irish horse said...

I'm so sorry, he was so pretty. And I'm so mad at the uncaring people who said he was "just" a starling. He was a piece of your heart, now missing. Any creature, great or small, can leave a big impact. Fly free Thump.

Terri Rocovich said...

Thank you so much Irish Horse. Your words are very poetic and very much appreciated. I heard a bird outside yesterday that was chirping loudly even when it was raining. I went outside but could not see where the bird was. I thought to my self, maybe it is Thump, come back to tell me he is OK and flying free. Have a Blessed Holiday.

RiderWriter said...

The hardest part about reading other people's blogs is that I get very attached to their animals. I know the pain of losing a dearly-loved furry or feathered friend, so when one of you is suffering it just makes me so sad. At least you have the comfort of knowing your readers completely understand - no "it's just a (fill in the blank)" people here!

I am disgusted that you were able to find no one who would even see Thump. Having worked as a tech myself, I know vets can have rules with which we definitely don't agree...

Every little life is valuable, every life means something. Thump certainly enriched yours and you were a wonderful mom to him. My deepest sympathy for your loss.

Hywela Lyn said...

I'm so sorry for your loss, and all the pain and worry you've been through trying to save this little bird. No matter whether it's a bird, a dog or a horse, each life is precious and leaves a huge gap when we lose them. You did everything you could fcr him and I'm sure you made his short life a happy one. RIP Thump.
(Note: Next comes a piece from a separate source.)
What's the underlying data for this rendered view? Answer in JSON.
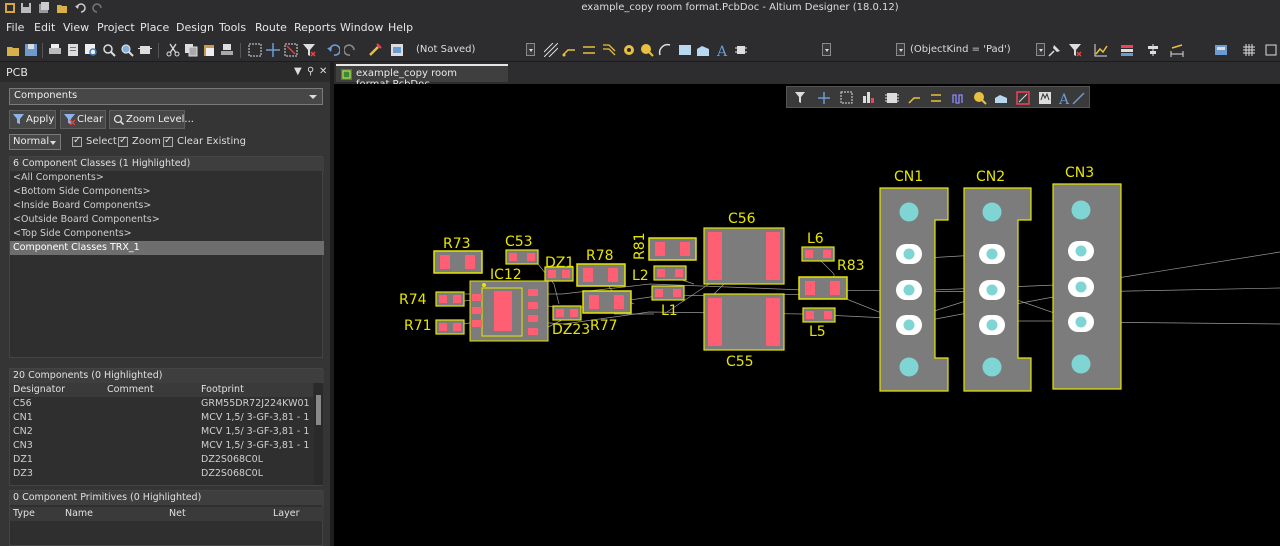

I'll think of you when I'm feeding the starlings in my garden (Here in the UK they're considered an endangered species believe it or not,even though there always seem to be hundreds of the little things flying around!)

If you believe our beloved pets wait for us at the Rainbow Bridge, you'll be reunited with him one day!